The Gyrenes went ashore on a humid, muddy, malaria infested jungle island named Guadalcanal; initially to little resistance. Soon they were fighting for every inch of ground against an enemy that was more than willing to die. The battle would last for over six months, during which the Marines lived in muddy ditches, lived on what rations they could find and suffered nightly bombardment by the Imperial Japanese Navy…but they persevered, conquered and then, after buying the island with their blood, handed it over to the Army. Why was Guadalcanal so important?
The Japanese occupied Guadalcanal to build an airfield there. At the eastern most extremity of the Solomon Islands, the airfield would allow the Japanese to use long range aircraft to cut off supply lines to Australia.
The Marines quickly took the airfield, and named it Henderson Field, after a Marine Captain that gave his life at another pivotal battle, Midway. The Marines struggled back and forth over Henderson for months, but held it…which meant that the Marine air and Navy air forces called The Cactus Airforce could defend the island from nightly bombardment and constant attempts at reinforcement by Japanese forces.

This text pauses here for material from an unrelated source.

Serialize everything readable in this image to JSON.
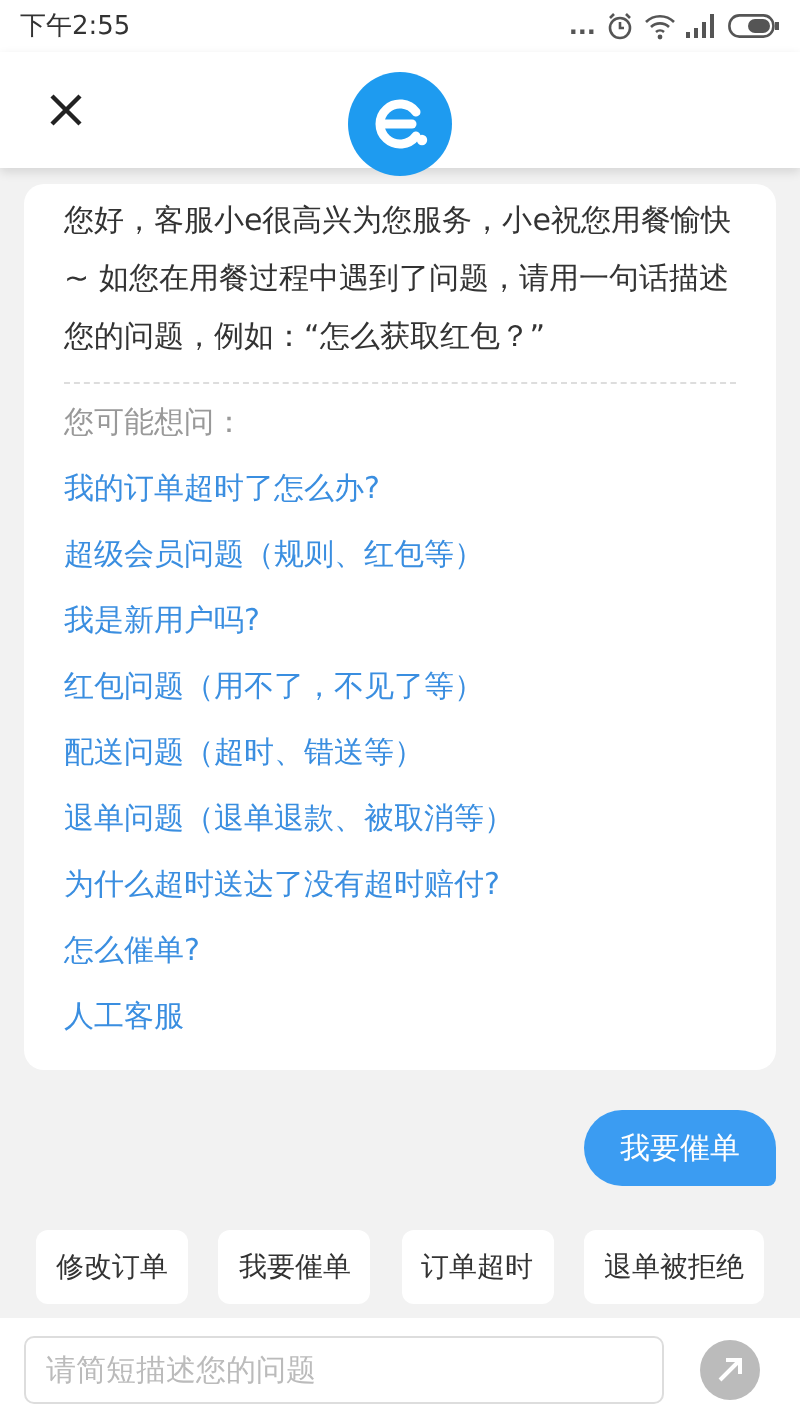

Both Navies lost 24 ships…most of which carpet “Iron bottom sound” off the coast of Guadalcanal and Savo Island. The months ahead would bring many important battles for the Navy and the Marines…but on this date in history, the United States Marines began the battle that proved their place in history.